[GOAL OF THE EXERCISE]
Reproduce the entries beneath exactly, without their images.

[Entries from a dataset of interfaces]

↓↓↓

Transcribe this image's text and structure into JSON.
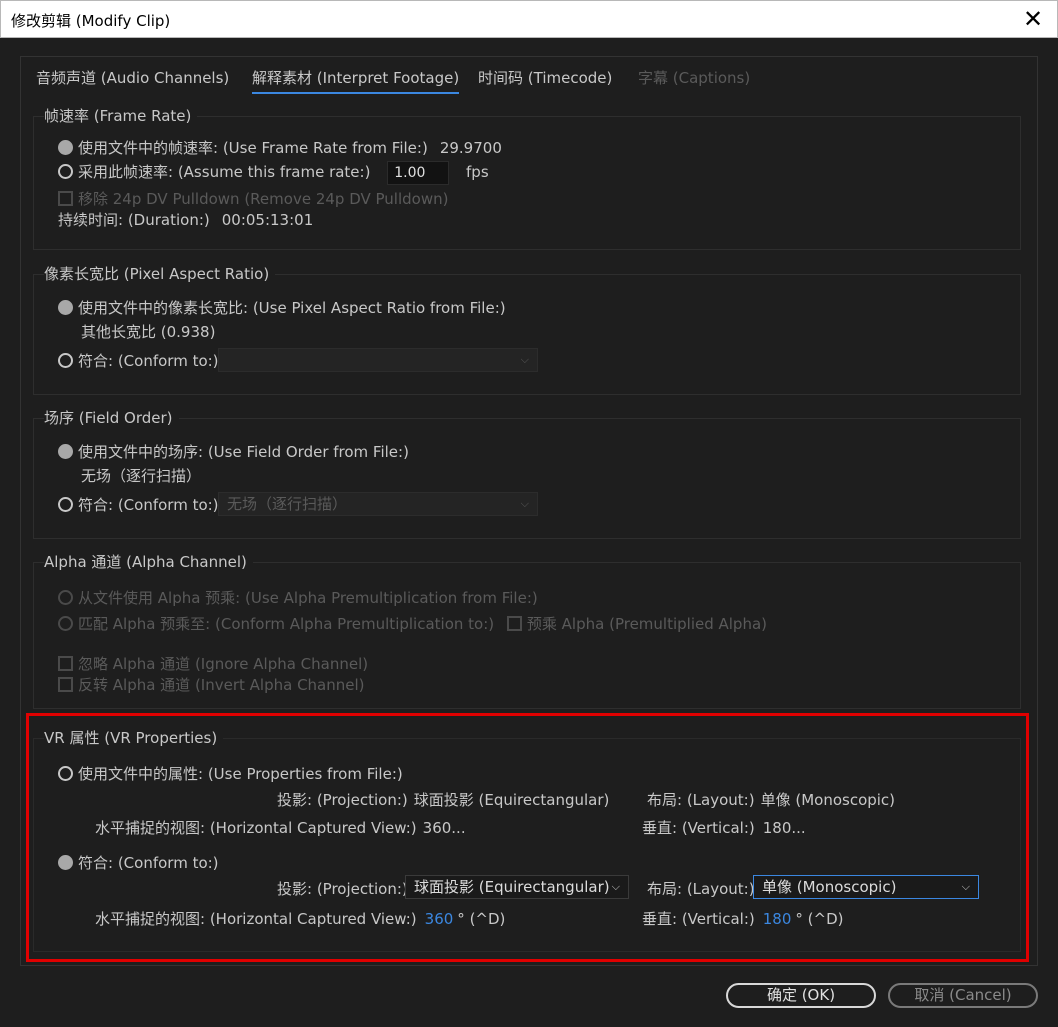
{
  "window": {
    "title": "修改剪辑 (Modify Clip)",
    "close_glyph": "✕"
  },
  "tabs": [
    {
      "label": "音频声道 (Audio Channels)"
    },
    {
      "label": "解释素材 (Interpret Footage)"
    },
    {
      "label": "时间码 (Timecode)"
    },
    {
      "label": "字幕 (Captions)"
    }
  ],
  "frame_rate": {
    "title": "帧速率 (Frame Rate)",
    "use_file_label": "使用文件中的帧速率: (Use Frame Rate from File:)",
    "use_file_value": "29.9700",
    "assume_label": "采用此帧速率: (Assume this frame rate:)",
    "assume_value": "1.00",
    "fps": "fps",
    "pulldown_label": "移除 24p DV Pulldown (Remove 24p DV Pulldown)",
    "duration_label": "持续时间: (Duration:)",
    "duration_value": "00:05:13:01"
  },
  "pixel_aspect": {
    "title": "像素长宽比 (Pixel Aspect Ratio)",
    "use_file_label": "使用文件中的像素长宽比: (Use Pixel Aspect Ratio from File:)",
    "file_value": "其他长宽比 (0.938)",
    "conform_label": "符合: (Conform to:)",
    "conform_value": ""
  },
  "field_order": {
    "title": "场序 (Field Order)",
    "use_file_label": "使用文件中的场序: (Use Field Order from File:)",
    "file_value": "无场（逐行扫描）",
    "conform_label": "符合: (Conform to:)",
    "conform_value": "无场（逐行扫描）"
  },
  "alpha": {
    "title": "Alpha 通道 (Alpha Channel)",
    "use_file_label": "从文件使用 Alpha 预乘: (Use Alpha Premultiplication from File:)",
    "conform_label": "匹配 Alpha 预乘至: (Conform Alpha Premultiplication to:)",
    "premult_label": "预乘 Alpha (Premultiplied Alpha)",
    "ignore_label": "忽略 Alpha 通道 (Ignore Alpha Channel)",
    "invert_label": "反转 Alpha 通道 (Invert Alpha Channel)"
  },
  "vr": {
    "title": "VR 属性 (VR Properties)",
    "use_file_label": "使用文件中的属性: (Use Properties from File:)",
    "projection_label": "投影: (Projection:)",
    "projection_file_value": "球面投影 (Equirectangular)",
    "layout_label": "布局: (Layout:)",
    "layout_file_value": "单像 (Monoscopic)",
    "hview_label": "水平捕捉的视图: (Horizontal Captured View:)",
    "hview_file_value": "360...",
    "vertical_label": "垂直: (Vertical:)",
    "vertical_file_value": "180...",
    "conform_label": "符合: (Conform to:)",
    "projection_select": "球面投影 (Equirectangular)",
    "layout_select": "单像 (Monoscopic)",
    "hview_num": "360",
    "hview_unit": "° (^D)",
    "vertical_num": "180",
    "vertical_unit": "° (^D)"
  },
  "buttons": {
    "ok": "确定 (OK)",
    "cancel": "取消 (Cancel)"
  },
  "colors": {
    "accent": "#3b87e0",
    "highlight_box": "#e00000"
  }
}
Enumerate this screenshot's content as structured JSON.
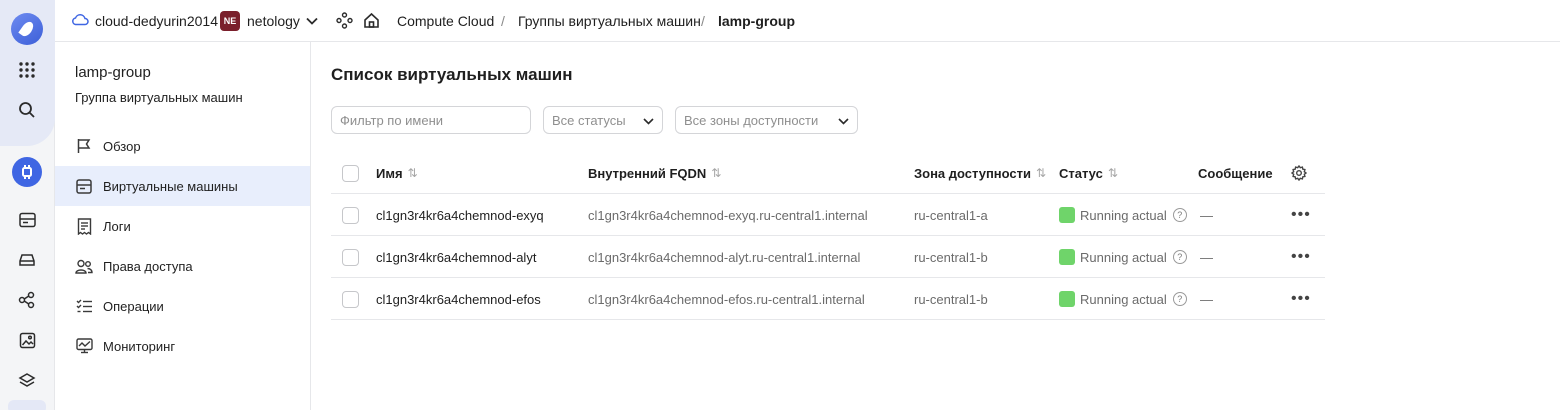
{
  "topbar": {
    "cloud_name": "cloud-dedyurin2014",
    "org_badge": "NE",
    "org_name": "netology",
    "breadcrumbs": [
      "Compute Cloud",
      "Группы виртуальных машин",
      "lamp-group"
    ],
    "separator": "/"
  },
  "sidebar": {
    "title": "lamp-group",
    "subtitle": "Группа виртуальных машин",
    "items": [
      {
        "label": "Обзор",
        "icon": "flag-icon",
        "active": false
      },
      {
        "label": "Виртуальные машины",
        "icon": "server-icon",
        "active": true
      },
      {
        "label": "Логи",
        "icon": "receipt-icon",
        "active": false
      },
      {
        "label": "Права доступа",
        "icon": "users-icon",
        "active": false
      },
      {
        "label": "Операции",
        "icon": "list-icon",
        "active": false
      },
      {
        "label": "Мониторинг",
        "icon": "monitor-icon",
        "active": false
      }
    ]
  },
  "main": {
    "title": "Список виртуальных машин",
    "filter_placeholder": "Фильтр по имени",
    "status_select": "Все статусы",
    "zone_select": "Все зоны доступности",
    "columns": {
      "name": "Имя",
      "fqdn": "Внутренний FQDN",
      "zone": "Зона доступности",
      "status": "Статус",
      "message": "Сообщение"
    },
    "rows": [
      {
        "name": "cl1gn3r4kr6a4chemnod-exyq",
        "fqdn": "cl1gn3r4kr6a4chemnod-exyq.ru-central1.internal",
        "zone": "ru-central1-a",
        "status": "Running actual",
        "message": "—"
      },
      {
        "name": "cl1gn3r4kr6a4chemnod-alyt",
        "fqdn": "cl1gn3r4kr6a4chemnod-alyt.ru-central1.internal",
        "zone": "ru-central1-b",
        "status": "Running actual",
        "message": "—"
      },
      {
        "name": "cl1gn3r4kr6a4chemnod-efos",
        "fqdn": "cl1gn3r4kr6a4chemnod-efos.ru-central1.internal",
        "zone": "ru-central1-b",
        "status": "Running actual",
        "message": "—"
      }
    ],
    "help_glyph": "?",
    "more_glyph": "•••"
  },
  "colors": {
    "accent": "#3f66e3",
    "status_running": "#6fd46a",
    "active_nav": "#e8eefc"
  }
}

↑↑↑

[WORKED SOLUTION]
Transcribe this image's text and structure into JSON.
{
  "window": {
    "title": "修改剪辑 (Modify Clip)",
    "close_glyph": "✕"
  },
  "tabs": [
    {
      "label": "音频声道 (Audio Channels)"
    },
    {
      "label": "解释素材 (Interpret Footage)"
    },
    {
      "label": "时间码 (Timecode)"
    },
    {
      "label": "字幕 (Captions)"
    }
  ],
  "frame_rate": {
    "title": "帧速率 (Frame Rate)",
    "use_file_label": "使用文件中的帧速率: (Use Frame Rate from File:)",
    "use_file_value": "29.9700",
    "assume_label": "采用此帧速率: (Assume this frame rate:)",
    "assume_value": "1.00",
    "fps": "fps",
    "pulldown_label": "移除 24p DV Pulldown (Remove 24p DV Pulldown)",
    "duration_label": "持续时间: (Duration:)",
    "duration_value": "00:05:13:01"
  },
  "pixel_aspect": {
    "title": "像素长宽比 (Pixel Aspect Ratio)",
    "use_file_label": "使用文件中的像素长宽比: (Use Pixel Aspect Ratio from File:)",
    "file_value": "其他长宽比 (0.938)",
    "conform_label": "符合: (Conform to:)",
    "conform_value": ""
  },
  "field_order": {
    "title": "场序 (Field Order)",
    "use_file_label": "使用文件中的场序: (Use Field Order from File:)",
    "file_value": "无场（逐行扫描）",
    "conform_label": "符合: (Conform to:)",
    "conform_value": "无场（逐行扫描）"
  },
  "alpha": {
    "title": "Alpha 通道 (Alpha Channel)",
    "use_file_label": "从文件使用 Alpha 预乘: (Use Alpha Premultiplication from File:)",
    "conform_label": "匹配 Alpha 预乘至: (Conform Alpha Premultiplication to:)",
    "premult_label": "预乘 Alpha (Premultiplied Alpha)",
    "ignore_label": "忽略 Alpha 通道 (Ignore Alpha Channel)",
    "invert_label": "反转 Alpha 通道 (Invert Alpha Channel)"
  },
  "vr": {
    "title": "VR 属性 (VR Properties)",
    "use_file_label": "使用文件中的属性: (Use Properties from File:)",
    "projection_label": "投影: (Projection:)",
    "projection_file_value": "球面投影 (Equirectangular)",
    "layout_label": "布局: (Layout:)",
    "layout_file_value": "单像 (Monoscopic)",
    "hview_label": "水平捕捉的视图: (Horizontal Captured View:)",
    "hview_file_value": "360...",
    "vertical_label": "垂直: (Vertical:)",
    "vertical_file_value": "180...",
    "conform_label": "符合: (Conform to:)",
    "projection_select": "球面投影 (Equirectangular)",
    "layout_select": "单像 (Monoscopic)",
    "hview_num": "360",
    "hview_unit": "° (^D)",
    "vertical_num": "180",
    "vertical_unit": "° (^D)"
  },
  "buttons": {
    "ok": "确定 (OK)",
    "cancel": "取消 (Cancel)"
  },
  "colors": {
    "accent": "#3b87e0",
    "highlight_box": "#e00000"
  }
}
Enumerate this screenshot's content as structured JSON.
{
  "topbar": {
    "cloud_name": "cloud-dedyurin2014",
    "org_badge": "NE",
    "org_name": "netology",
    "breadcrumbs": [
      "Compute Cloud",
      "Группы виртуальных машин",
      "lamp-group"
    ],
    "separator": "/"
  },
  "sidebar": {
    "title": "lamp-group",
    "subtitle": "Группа виртуальных машин",
    "items": [
      {
        "label": "Обзор",
        "icon": "flag-icon",
        "active": false
      },
      {
        "label": "Виртуальные машины",
        "icon": "server-icon",
        "active": true
      },
      {
        "label": "Логи",
        "icon": "receipt-icon",
        "active": false
      },
      {
        "label": "Права доступа",
        "icon": "users-icon",
        "active": false
      },
      {
        "label": "Операции",
        "icon": "list-icon",
        "active": false
      },
      {
        "label": "Мониторинг",
        "icon": "monitor-icon",
        "active": false
      }
    ]
  },
  "main": {
    "title": "Список виртуальных машин",
    "filter_placeholder": "Фильтр по имени",
    "status_select": "Все статусы",
    "zone_select": "Все зоны доступности",
    "columns": {
      "name": "Имя",
      "fqdn": "Внутренний FQDN",
      "zone": "Зона доступности",
      "status": "Статус",
      "message": "Сообщение"
    },
    "rows": [
      {
        "name": "cl1gn3r4kr6a4chemnod-exyq",
        "fqdn": "cl1gn3r4kr6a4chemnod-exyq.ru-central1.internal",
        "zone": "ru-central1-a",
        "status": "Running actual",
        "message": "—"
      },
      {
        "name": "cl1gn3r4kr6a4chemnod-alyt",
        "fqdn": "cl1gn3r4kr6a4chemnod-alyt.ru-central1.internal",
        "zone": "ru-central1-b",
        "status": "Running actual",
        "message": "—"
      },
      {
        "name": "cl1gn3r4kr6a4chemnod-efos",
        "fqdn": "cl1gn3r4kr6a4chemnod-efos.ru-central1.internal",
        "zone": "ru-central1-b",
        "status": "Running actual",
        "message": "—"
      }
    ],
    "help_glyph": "?",
    "more_glyph": "•••"
  },
  "colors": {
    "accent": "#3f66e3",
    "status_running": "#6fd46a",
    "active_nav": "#e8eefc"
  }
}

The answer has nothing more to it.